Posted by: Tony Bradley
applications, drivers, legacy, Windows 7, Windows Virtual PC, Windows XP, XP Mode
Windows 7 is far better than Windows Vista was in terms of driver and application compatibility available when the operating system launched, but many users may still run into issues. Microsoft developed XP Mode virtualiation to bridge the gap and make transitioning easier.
On the one hand, most Windows Vista compatible hardware and software will work just fine under Windows 7, so vendors have basically had a couple years to catch up. On the other hand, nearly 3 out 4 users have stuck with Windows XP and may have legacy hardware and software that hasn’t been updated in years.
I haven’t run into any applications or peripherals I use that require the legacy XP environment, but I do frequently need to test things out or look at an XP system for comparison sake when writing. So, I installed XP Mode.
I also installed Windows Virtual PC and built my own virtual environment running Windows Vista. Both virtual systems work, but Microsoft hit a homerun with XP Mode. You install it and it just works–fast. It boots fast, runs pretty snappy in the virtual environment, hibernates quickly. It seamlessly provides access to the drives in the host Windows 7 system, and connects to the Internet.

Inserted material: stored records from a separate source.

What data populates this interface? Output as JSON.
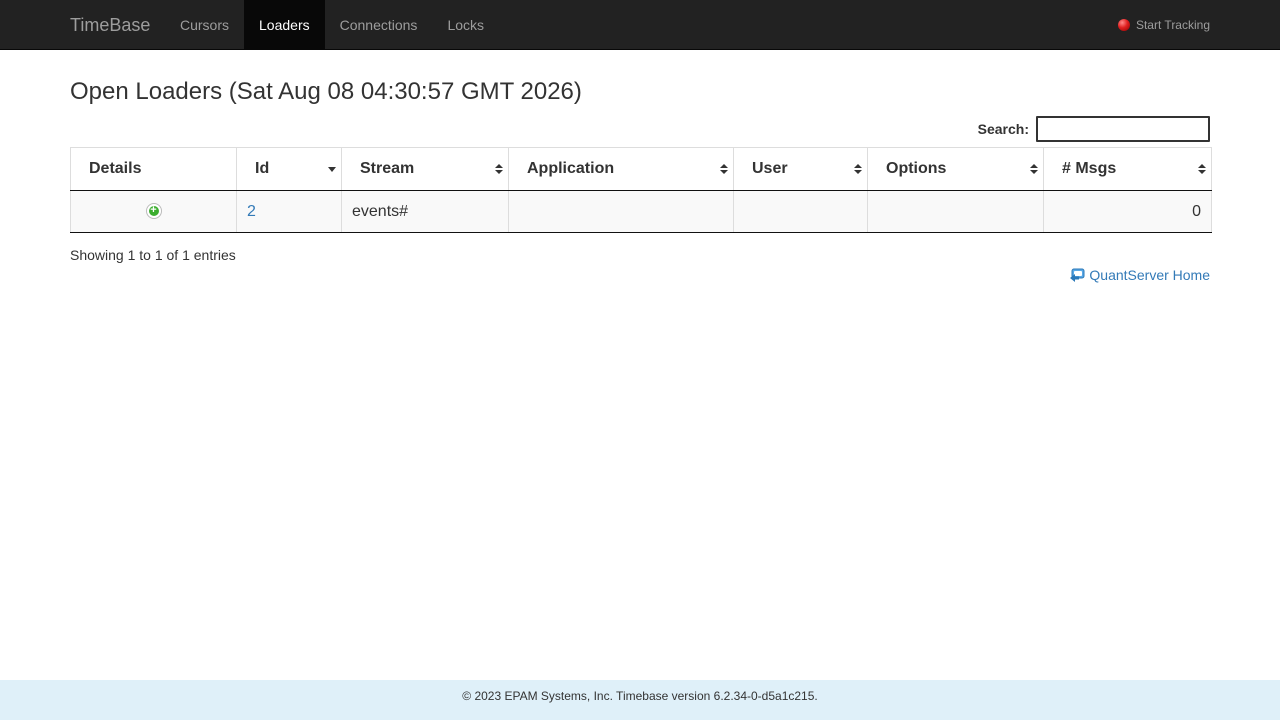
{
  "navbar": {
    "brand": "TimeBase",
    "items": [
      {
        "label": "Cursors",
        "active": false
      },
      {
        "label": "Loaders",
        "active": true
      },
      {
        "label": "Connections",
        "active": false
      },
      {
        "label": "Locks",
        "active": false
      }
    ],
    "tracking_label": "Start Tracking",
    "tracking_icon": "record-dot-icon"
  },
  "page": {
    "title": "Open Loaders (Sat Aug 08 04:30:57 GMT 2026)"
  },
  "search": {
    "label": "Search:",
    "value": ""
  },
  "table": {
    "columns": [
      "Details",
      "Id",
      "Stream",
      "Application",
      "User",
      "Options",
      "# Msgs"
    ],
    "rows": [
      {
        "id": "2",
        "stream": "events#",
        "application": "",
        "user": "",
        "options": "",
        "msgs": "0"
      }
    ]
  },
  "info": "Showing 1 to 1 of 1 entries",
  "home_link": "QuantServer Home",
  "footer": "© 2023 EPAM Systems, Inc. Timebase version 6.2.34-0-d5a1c215.",
  "colors": {
    "navbar_bg": "#222222",
    "nav_active_bg": "#080808",
    "link": "#337ab7",
    "footer_bg": "#dff0f9",
    "expand_green": "#3cae2f"
  }
}
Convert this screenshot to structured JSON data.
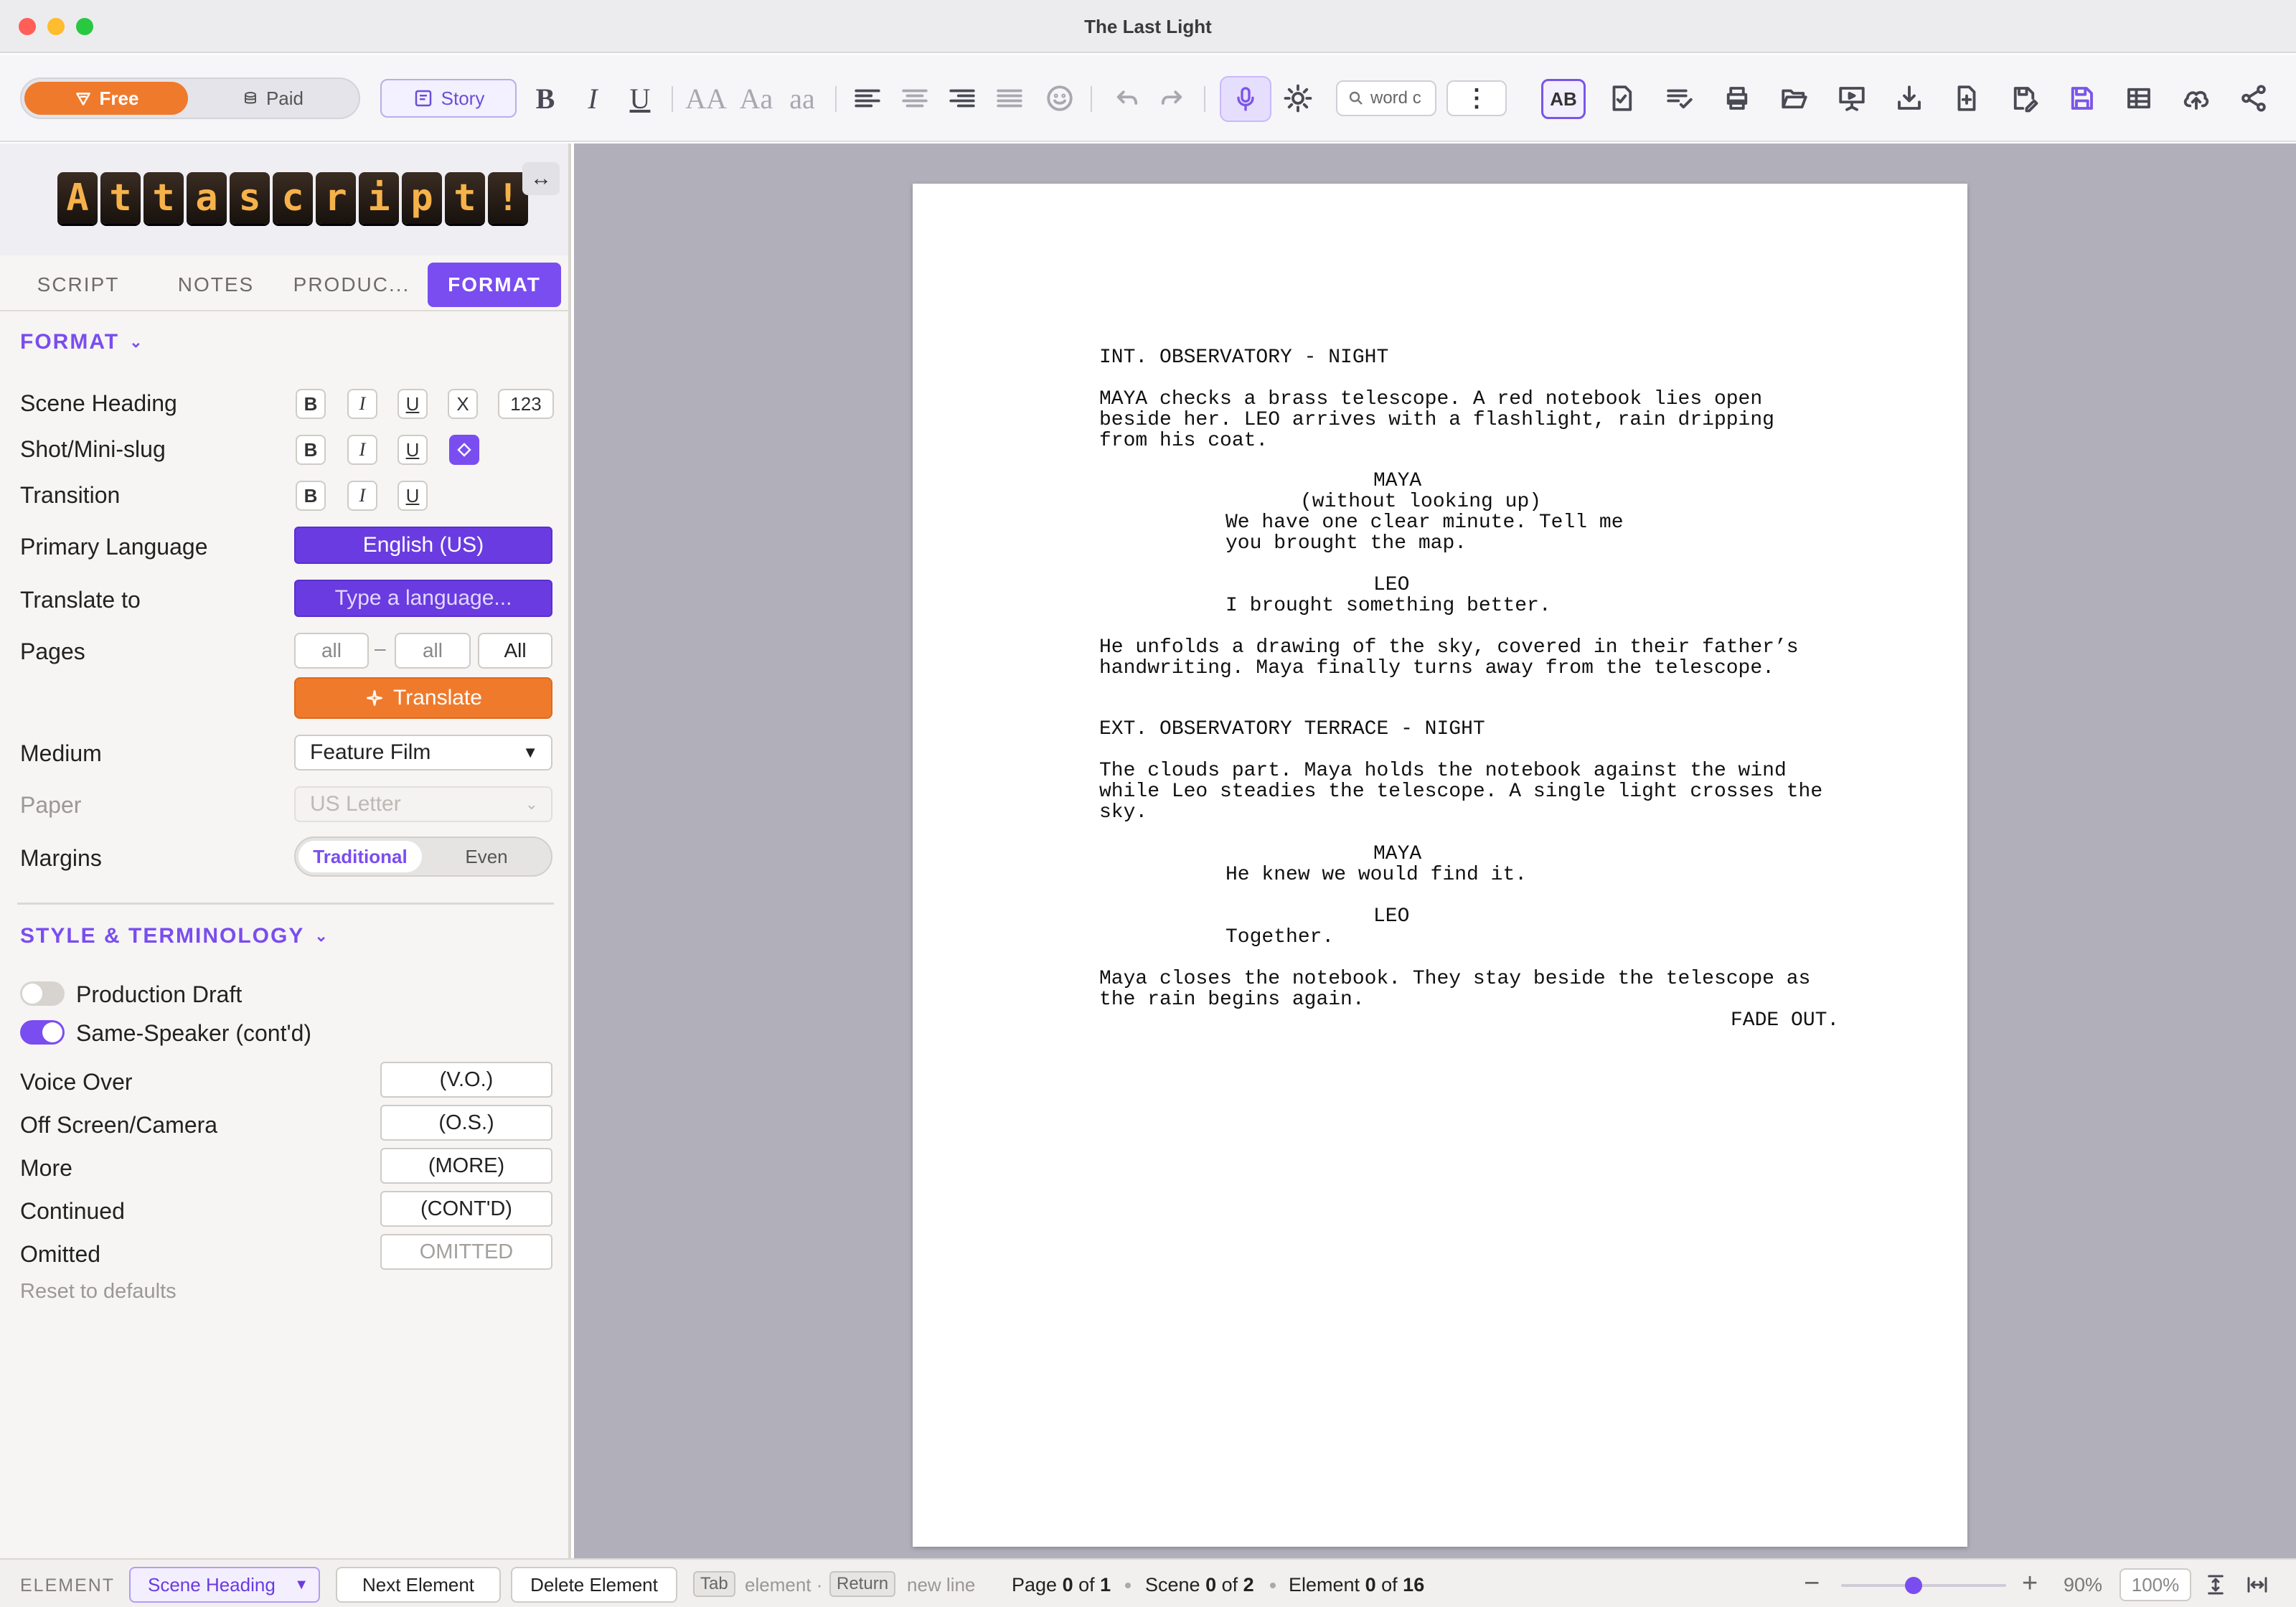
{
  "window": {
    "title": "The Last Light"
  },
  "toolbar": {
    "free_label": "Free",
    "paid_label": "Paid",
    "story_label": "Story",
    "bold": "B",
    "italic": "I",
    "underline": "U",
    "case_upper": "AA",
    "case_title": "Aa",
    "case_lower": "aa",
    "search_placeholder": "word c",
    "more": "⋮",
    "spell_label": "AB"
  },
  "sidebar": {
    "logo_text": "Attascript!",
    "expand": "↔",
    "tabs": [
      "SCRIPT",
      "NOTES",
      "PRODUC...",
      "FORMAT"
    ],
    "format": {
      "heading": "FORMAT",
      "rows": {
        "scene_heading": "Scene Heading",
        "shot": "Shot/Mini-slug",
        "transition": "Transition",
        "primary_language": "Primary Language",
        "translate_to": "Translate to",
        "pages": "Pages",
        "medium": "Medium",
        "paper": "Paper",
        "margins": "Margins"
      },
      "bold": "B",
      "italic": "I",
      "underline": "U",
      "clear": "X",
      "numbering": "123",
      "primary_language_value": "English (US)",
      "translate_placeholder": "Type a language...",
      "pages_from": "all",
      "pages_dash": "–",
      "pages_to": "all",
      "pages_all": "All",
      "translate_button": "Translate",
      "medium_value": "Feature Film",
      "paper_value": "US Letter",
      "margin_options": [
        "Traditional",
        "Even"
      ]
    },
    "style": {
      "heading": "STYLE & TERMINOLOGY",
      "production_draft": "Production Draft",
      "production_draft_on": false,
      "same_speaker": "Same-Speaker (cont'd)",
      "same_speaker_on": true,
      "terms": [
        {
          "label": "Voice Over",
          "value": "(V.O.)"
        },
        {
          "label": "Off Screen/Camera",
          "value": "(O.S.)"
        },
        {
          "label": "More",
          "value": "(MORE)"
        },
        {
          "label": "Continued",
          "value": "(CONT'D)"
        },
        {
          "label": "Omitted",
          "value": "OMITTED"
        }
      ],
      "reset": "Reset to defaults"
    }
  },
  "script": {
    "scene1_heading": "INT. OBSERVATORY - NIGHT",
    "action1": "MAYA checks a brass telescope. A red notebook lies open\nbeside her. LEO arrives with a flashlight, rain dripping\nfrom his coat.",
    "char1": "MAYA",
    "paren1": "(without looking up)",
    "dialogue1": "We have one clear minute. Tell me\nyou brought the map.",
    "char2": "LEO",
    "dialogue2": "I brought something better.",
    "action2": "He unfolds a drawing of the sky, covered in their father’s\nhandwriting. Maya finally turns away from the telescope.",
    "scene2_heading": "EXT. OBSERVATORY TERRACE - NIGHT",
    "action3": "The clouds part. Maya holds the notebook against the wind\nwhile Leo steadies the telescope. A single light crosses the\nsky.",
    "char3": "MAYA",
    "dialogue3": "He knew we would find it.",
    "char4": "LEO",
    "dialogue4": "Together.",
    "action4": "Maya closes the notebook. They stay beside the telescope as\nthe rain begins again.",
    "transition": "FADE OUT."
  },
  "statusbar": {
    "element_label": "ELEMENT",
    "element_value": "Scene Heading",
    "next_element": "Next Element",
    "delete_element": "Delete Element",
    "tab_key": "Tab",
    "tab_hint": "element ·",
    "return_key": "Return",
    "return_hint": "new line",
    "page_text": "Page",
    "page_current": "0",
    "page_of": "of",
    "page_total": "1",
    "scene_text": "Scene",
    "scene_current": "0",
    "scene_of": "of",
    "scene_total": "2",
    "element_text": "Element",
    "element_current": "0",
    "element_of": "of",
    "element_total": "16",
    "zoom_out": "−",
    "zoom_in": "+",
    "zoom_level": 0.44,
    "zoom_percent": "90%",
    "zoom_reset": "100%"
  }
}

I have only one complaint about Windows 7 XP Mode virtualization–but its not a complaint for me. My issue is that Microsoft has only made it available for users who have the Professional, Ultimate, or Enterprise versions of Windows 7. There are millions of consumers out there running Windows XP who will go to Best Buy or purchase a system from Dell that will come pre-configured with Windows Home Premium by default. Those consumers will not have the advantage of being able to use XP Mode as a stepping stone to extend the life of legacy hardware and software while making the switch.